Fish, Tanks and Ponds

Fish, Tanks and Ponds
A comprehensive guide to fish

Symphysodon aequifasciatus


Discus, Symphysodon aequifasciatusDiscus, Symphysodon aequifasciatus
Photos by Andy Rapson


Symphysodon: Greek, syn, symphysis = grown together + Greek, odous = teeth

General Notes:

Despite their size and despite the fact that they are cichlids, Discus are quite timid and delicate fish. They are not fish for the general community tank but require a species tank or a community tank built around their needs.
Once settled and confident they seem much hardier and more relaxed. Ideally their water should be quite soft and acidic - pH 6 to 7 and up to KH 7 for tank bred fish. Wild caught fish should be kept in more sterile conditions where the water chemistry matches their natural environment.
When kept in poor conditions (including the wrong conditions) discus quickly fall ill especially with hole in the head disease. Quite often all that is needed to remedy the disease is a return to the right environment.

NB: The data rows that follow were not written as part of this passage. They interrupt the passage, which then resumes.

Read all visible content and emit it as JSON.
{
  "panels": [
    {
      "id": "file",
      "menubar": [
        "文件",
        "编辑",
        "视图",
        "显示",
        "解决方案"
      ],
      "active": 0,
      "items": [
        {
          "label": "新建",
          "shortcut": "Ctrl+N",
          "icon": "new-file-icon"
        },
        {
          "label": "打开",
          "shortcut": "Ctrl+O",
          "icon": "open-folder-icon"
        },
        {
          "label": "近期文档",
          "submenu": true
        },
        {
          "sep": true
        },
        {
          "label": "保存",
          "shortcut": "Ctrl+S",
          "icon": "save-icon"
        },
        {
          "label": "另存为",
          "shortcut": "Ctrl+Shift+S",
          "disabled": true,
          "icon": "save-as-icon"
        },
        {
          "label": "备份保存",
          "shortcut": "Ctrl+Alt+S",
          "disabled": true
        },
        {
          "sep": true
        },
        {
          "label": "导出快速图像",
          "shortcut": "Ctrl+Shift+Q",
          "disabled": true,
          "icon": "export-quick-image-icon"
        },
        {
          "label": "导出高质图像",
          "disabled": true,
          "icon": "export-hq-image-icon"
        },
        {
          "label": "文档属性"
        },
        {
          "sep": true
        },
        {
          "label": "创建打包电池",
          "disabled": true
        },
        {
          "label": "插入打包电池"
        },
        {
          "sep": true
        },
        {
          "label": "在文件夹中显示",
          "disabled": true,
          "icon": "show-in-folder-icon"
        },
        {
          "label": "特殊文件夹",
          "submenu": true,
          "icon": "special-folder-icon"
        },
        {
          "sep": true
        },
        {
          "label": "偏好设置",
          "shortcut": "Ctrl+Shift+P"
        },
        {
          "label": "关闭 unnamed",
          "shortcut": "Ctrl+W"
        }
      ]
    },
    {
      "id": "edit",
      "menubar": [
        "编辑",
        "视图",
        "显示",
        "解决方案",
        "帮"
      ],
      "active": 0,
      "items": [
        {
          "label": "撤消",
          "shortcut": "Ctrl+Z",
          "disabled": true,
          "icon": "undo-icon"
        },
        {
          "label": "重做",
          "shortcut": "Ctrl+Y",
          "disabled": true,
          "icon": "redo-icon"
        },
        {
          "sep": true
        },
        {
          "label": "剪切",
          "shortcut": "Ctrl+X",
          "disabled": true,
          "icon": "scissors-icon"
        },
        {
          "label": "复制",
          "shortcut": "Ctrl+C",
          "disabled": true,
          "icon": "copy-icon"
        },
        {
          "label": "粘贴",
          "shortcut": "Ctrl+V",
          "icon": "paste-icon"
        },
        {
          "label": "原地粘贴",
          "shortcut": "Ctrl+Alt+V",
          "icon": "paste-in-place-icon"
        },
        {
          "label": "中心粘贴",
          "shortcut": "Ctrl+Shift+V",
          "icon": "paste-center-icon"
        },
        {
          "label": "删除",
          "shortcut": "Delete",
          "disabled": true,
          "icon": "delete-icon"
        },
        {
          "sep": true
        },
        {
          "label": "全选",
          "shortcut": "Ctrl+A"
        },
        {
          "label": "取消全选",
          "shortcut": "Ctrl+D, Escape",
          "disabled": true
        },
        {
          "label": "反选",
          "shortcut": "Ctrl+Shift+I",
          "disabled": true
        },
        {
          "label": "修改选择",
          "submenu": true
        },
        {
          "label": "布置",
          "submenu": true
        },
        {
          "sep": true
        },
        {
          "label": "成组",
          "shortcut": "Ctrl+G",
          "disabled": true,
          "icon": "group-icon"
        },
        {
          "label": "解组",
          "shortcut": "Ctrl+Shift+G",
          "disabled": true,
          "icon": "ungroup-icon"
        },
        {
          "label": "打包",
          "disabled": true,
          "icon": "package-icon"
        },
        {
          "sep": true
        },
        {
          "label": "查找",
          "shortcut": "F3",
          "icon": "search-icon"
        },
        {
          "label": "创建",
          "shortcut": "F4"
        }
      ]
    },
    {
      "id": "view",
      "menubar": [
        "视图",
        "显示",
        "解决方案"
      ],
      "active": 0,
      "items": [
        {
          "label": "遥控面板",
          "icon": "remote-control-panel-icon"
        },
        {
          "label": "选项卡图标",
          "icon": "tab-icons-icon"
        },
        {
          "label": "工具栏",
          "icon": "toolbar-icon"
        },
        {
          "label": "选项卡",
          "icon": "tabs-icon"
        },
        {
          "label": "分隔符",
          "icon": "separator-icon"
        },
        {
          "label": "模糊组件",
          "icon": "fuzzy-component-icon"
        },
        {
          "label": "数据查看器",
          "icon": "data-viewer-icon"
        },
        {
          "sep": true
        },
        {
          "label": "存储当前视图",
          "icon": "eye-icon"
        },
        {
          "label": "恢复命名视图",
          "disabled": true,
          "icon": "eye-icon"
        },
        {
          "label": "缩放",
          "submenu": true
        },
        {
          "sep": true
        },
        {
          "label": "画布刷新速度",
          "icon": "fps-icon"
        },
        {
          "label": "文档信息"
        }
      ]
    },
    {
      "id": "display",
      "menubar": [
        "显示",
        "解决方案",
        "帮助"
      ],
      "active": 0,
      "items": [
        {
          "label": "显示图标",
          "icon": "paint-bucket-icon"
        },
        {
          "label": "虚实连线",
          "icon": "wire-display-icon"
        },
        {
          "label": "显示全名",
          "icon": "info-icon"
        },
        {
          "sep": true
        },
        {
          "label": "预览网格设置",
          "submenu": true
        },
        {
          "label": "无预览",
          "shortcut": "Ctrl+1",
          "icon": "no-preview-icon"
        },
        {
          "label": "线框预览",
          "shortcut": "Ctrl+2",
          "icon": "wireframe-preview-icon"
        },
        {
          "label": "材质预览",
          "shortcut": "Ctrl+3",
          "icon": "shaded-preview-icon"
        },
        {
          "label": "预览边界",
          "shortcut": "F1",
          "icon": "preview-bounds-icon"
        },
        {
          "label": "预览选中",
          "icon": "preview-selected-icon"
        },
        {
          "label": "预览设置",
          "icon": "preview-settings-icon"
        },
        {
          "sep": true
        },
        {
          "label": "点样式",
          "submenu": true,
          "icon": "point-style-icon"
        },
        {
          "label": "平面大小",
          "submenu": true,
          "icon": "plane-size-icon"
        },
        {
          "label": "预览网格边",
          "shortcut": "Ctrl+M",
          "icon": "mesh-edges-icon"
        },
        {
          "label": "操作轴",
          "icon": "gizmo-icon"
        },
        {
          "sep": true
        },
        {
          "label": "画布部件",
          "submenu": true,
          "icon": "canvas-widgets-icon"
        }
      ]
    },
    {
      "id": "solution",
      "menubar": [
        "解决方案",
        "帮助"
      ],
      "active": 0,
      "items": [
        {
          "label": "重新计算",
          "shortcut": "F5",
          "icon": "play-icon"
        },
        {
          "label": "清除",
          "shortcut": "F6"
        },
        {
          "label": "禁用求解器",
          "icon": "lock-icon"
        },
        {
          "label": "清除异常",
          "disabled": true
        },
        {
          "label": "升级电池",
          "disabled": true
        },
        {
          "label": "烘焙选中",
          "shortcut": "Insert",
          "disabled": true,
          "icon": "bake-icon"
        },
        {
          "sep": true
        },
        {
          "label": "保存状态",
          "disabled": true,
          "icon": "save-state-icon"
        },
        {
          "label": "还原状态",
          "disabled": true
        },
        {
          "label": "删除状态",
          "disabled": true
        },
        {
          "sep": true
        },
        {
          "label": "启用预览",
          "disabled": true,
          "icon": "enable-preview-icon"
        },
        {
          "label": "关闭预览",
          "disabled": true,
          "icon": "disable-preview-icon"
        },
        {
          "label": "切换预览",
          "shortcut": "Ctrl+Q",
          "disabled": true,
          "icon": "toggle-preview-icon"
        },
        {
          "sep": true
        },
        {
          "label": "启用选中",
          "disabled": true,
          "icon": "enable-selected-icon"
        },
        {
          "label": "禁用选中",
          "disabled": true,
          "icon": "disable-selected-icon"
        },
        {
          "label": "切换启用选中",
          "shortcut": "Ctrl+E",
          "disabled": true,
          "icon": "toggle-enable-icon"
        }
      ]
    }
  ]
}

Wild discus feed on zooplankton, insects and their larva and some vegetation. The diet of fish kept in captivity is somewhat different to this because for years Discus have been fed a diet based on beef heart which has been very finely minced and mixed with other ingredients such has blood worms, blanched spinach, flake food, vitamins and minerals the entire mixture is then frozen and cut in to cubes ready to use. Juvenile Discus grow very rapidly on this diet and often grow larger than their wild counterpart. Discus should be kept in groups of at least six individuals except when breeding when a compatible pair will benefit from having their own tank.
Once the Discus have settled in to their aquarium they will behave far more confidently and can easily be taught to come to you for food.


Tank mates can include small peaceful species which aren't to boisterous, the presence of these small "dither fish" will help to reassure the Discus which will behave in a more extrovert manner as a result. Various sucker mouth catfish are sometimes used as scavengers in Discus aquariums but when these fish grow large they can become aggressive and try to take control of all the food and they have been known to cling to the flanks of the Discus which makes them panic. Brochis make much better scavengers for Discus because they tolerate the higher temperatures better than most species of Corydoras and they are entirely peaceful.


There is no reliable way to sex Discus.


Discus pair and spawn in typical cichlid fashion by first pairing up and then selecting a spawning site which they will clean and prepare before spawning. But there the similarities end. The way discus care for their young fry is quite different to most other cichlids, once free swimming the fry feed on a special mucus which is secreted from the flanks of their parents. They begin looking for other food after about a week and by two weeks the bulk of their diet is of other things such as micro worms, newly hatched brine shrimps and a very fine blend of the same diet as their parents. With good care growth is very rapid and discus fry can reach 2 - 3 inches in diameter in just 12 weeks.
Discus don't require any spawning triggers to get them to spawn, with good care they will spawn quite freely in soft acidic water.
Aquarium strains of discus may eat their own eggs or fry particularly the first few broods. Eventually most pairs will learn how to look after the brood with out any intervention.

Wild status

Surprisingly the health of wild populations of Discus has not been evaluated. Discus are still regularly caught for the aquarium trade.

Additional information

There is some disagreement about the number and names of Discus species. According to Fishbase there are three species.

  • Symphysodon aequifasciatus, Blue Discus.
  • Symphysodon discus, Heckel or Red Discus.
  • Symphysodon tarzoo

Information at a glance

pH: 5 - 7.5
dGH:2 - 12
Temperature: 26 - 30°C (78 - 86F)
Diet: Omnivore
Size: 13.7cm (5.5in)
Min tank size: 225 litres
Difficulty level: Difficult
Aquarium type: Community
Swimming level: Middle

Distribution and habitat

distribution map for Discus, Symphysodon aequifasciatus

Origin: South America: eastern Amazon River, lower reaches of Amazon River and affluents east of the confluence of the Negro and Solimões Rivers.

Habitat: All three species live in quite water, slow rivers and bays but most are found in Amazonian lakes In deep, rocky areas in crevices and among roots.


Kingdom: Animalia
Phylum: Chordata
Class: Actinopterygii
Order: Perciformes
Family: Cichlidae
Genus: Symphysodon
Species: S. aequifasciatus Pellegrin, 1904

Other common names:
Pompadour fish

Symphysodon discus var. aequifasciata,
Symphysodon aequifasciata haraldi,
Symphysodon haraldi, Symphysodon aequifasciata axelrodi,
Symphysodon axelrodi, Symphysodon discus tarzoo